» What the exercise asks
Pick out each line of the records that includes the string "data", and copy it.

----------

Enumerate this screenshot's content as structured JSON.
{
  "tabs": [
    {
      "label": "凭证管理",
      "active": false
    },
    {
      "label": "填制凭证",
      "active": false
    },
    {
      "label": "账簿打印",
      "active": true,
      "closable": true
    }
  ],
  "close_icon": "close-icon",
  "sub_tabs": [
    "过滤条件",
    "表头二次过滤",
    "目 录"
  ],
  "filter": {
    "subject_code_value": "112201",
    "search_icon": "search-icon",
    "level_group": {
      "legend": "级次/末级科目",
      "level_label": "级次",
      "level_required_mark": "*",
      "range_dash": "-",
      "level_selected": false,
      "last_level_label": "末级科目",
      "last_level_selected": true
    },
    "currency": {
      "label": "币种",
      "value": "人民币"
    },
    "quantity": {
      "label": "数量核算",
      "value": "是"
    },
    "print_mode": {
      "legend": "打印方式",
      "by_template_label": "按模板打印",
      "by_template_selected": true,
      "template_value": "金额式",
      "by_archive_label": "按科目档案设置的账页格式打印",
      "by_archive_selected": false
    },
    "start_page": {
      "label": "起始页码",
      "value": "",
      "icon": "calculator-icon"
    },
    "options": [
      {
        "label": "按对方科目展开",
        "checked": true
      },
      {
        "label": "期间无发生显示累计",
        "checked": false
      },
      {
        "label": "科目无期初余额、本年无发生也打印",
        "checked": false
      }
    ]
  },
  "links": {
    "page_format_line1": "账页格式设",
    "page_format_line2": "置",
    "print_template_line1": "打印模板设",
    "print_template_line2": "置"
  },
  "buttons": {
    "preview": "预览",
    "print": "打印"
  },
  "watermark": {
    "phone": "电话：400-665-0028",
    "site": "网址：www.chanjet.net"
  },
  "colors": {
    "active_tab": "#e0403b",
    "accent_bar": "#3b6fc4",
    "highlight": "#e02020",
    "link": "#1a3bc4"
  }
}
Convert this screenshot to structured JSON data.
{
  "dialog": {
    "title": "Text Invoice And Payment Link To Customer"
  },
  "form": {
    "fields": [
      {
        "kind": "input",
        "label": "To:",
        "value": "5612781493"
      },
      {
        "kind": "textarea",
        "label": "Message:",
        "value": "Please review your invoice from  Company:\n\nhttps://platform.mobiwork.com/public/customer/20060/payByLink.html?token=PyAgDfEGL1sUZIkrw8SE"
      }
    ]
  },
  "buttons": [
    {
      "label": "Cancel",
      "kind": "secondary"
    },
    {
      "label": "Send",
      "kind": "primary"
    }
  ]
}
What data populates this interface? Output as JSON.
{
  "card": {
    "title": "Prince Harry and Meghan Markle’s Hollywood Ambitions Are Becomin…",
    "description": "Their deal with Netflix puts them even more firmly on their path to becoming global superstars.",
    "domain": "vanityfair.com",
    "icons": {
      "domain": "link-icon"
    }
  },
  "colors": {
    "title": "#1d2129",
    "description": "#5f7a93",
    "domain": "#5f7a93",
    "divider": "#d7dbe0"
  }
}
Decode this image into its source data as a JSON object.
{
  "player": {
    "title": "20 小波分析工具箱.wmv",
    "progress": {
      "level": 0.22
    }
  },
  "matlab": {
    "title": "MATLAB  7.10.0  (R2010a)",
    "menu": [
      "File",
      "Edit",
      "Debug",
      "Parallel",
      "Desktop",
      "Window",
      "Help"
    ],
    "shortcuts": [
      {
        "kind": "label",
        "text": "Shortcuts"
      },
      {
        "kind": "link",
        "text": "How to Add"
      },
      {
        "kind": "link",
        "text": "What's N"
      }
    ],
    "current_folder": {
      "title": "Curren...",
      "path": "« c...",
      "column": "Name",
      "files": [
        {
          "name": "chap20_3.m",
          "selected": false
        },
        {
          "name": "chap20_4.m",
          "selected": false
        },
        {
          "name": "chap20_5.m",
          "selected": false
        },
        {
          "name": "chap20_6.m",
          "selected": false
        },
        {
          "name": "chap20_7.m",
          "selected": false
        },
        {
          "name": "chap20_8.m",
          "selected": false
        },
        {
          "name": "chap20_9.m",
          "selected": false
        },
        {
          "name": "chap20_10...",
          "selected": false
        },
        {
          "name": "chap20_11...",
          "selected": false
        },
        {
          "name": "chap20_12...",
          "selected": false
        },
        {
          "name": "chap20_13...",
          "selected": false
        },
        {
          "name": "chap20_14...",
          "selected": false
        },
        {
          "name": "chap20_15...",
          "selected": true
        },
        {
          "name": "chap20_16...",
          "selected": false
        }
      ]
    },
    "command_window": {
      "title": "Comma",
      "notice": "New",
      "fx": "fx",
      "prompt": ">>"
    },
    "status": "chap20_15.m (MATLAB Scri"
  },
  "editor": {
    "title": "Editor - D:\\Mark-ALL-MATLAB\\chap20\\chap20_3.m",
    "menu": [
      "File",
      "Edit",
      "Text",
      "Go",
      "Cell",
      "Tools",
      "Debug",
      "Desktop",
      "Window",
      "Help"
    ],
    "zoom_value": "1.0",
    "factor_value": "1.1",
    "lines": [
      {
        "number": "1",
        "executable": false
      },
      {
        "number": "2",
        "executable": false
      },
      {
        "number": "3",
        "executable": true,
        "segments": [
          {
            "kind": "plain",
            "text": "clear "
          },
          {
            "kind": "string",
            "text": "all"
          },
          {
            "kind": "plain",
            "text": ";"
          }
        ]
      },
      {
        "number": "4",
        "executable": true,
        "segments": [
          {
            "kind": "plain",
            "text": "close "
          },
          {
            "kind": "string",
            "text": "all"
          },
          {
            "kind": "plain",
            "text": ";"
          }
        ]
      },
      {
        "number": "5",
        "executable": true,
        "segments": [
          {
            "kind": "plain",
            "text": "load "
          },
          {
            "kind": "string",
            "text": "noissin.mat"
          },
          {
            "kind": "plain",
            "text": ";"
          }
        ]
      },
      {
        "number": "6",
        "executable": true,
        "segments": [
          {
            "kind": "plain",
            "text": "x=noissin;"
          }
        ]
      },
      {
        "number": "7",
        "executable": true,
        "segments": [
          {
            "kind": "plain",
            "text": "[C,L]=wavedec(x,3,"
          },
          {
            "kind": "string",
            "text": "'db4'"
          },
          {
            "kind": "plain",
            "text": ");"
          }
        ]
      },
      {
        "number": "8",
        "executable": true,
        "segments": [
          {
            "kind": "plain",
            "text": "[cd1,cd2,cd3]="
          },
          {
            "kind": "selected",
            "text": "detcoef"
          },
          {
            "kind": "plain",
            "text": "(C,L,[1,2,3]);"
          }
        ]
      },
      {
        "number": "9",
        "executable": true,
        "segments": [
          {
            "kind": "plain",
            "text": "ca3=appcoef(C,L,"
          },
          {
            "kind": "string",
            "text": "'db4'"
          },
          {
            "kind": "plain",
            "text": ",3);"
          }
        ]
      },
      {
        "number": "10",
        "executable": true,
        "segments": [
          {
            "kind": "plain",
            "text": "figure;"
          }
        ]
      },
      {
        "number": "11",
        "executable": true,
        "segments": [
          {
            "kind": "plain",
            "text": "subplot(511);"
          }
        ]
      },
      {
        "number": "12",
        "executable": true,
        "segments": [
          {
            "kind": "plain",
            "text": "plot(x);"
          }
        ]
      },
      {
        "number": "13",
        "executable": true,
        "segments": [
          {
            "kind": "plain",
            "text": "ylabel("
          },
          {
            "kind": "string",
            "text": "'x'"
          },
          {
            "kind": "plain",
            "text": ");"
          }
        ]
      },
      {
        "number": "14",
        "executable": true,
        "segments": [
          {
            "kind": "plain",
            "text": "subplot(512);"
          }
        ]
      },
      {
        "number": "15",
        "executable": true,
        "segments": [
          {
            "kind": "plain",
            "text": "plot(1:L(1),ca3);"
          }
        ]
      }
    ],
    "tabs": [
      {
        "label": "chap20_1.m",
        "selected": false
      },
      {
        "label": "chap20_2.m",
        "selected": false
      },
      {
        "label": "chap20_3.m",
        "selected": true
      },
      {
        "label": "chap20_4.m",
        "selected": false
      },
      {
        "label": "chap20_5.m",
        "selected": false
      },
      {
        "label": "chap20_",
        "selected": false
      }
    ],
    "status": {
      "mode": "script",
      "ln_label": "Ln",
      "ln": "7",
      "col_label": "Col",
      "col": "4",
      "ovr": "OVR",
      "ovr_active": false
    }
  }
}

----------

» Reply
Convert this screenshot to structured JSON data.
What data populates this interface? Output as JSON.
Decode this image into its source data as a JSON object.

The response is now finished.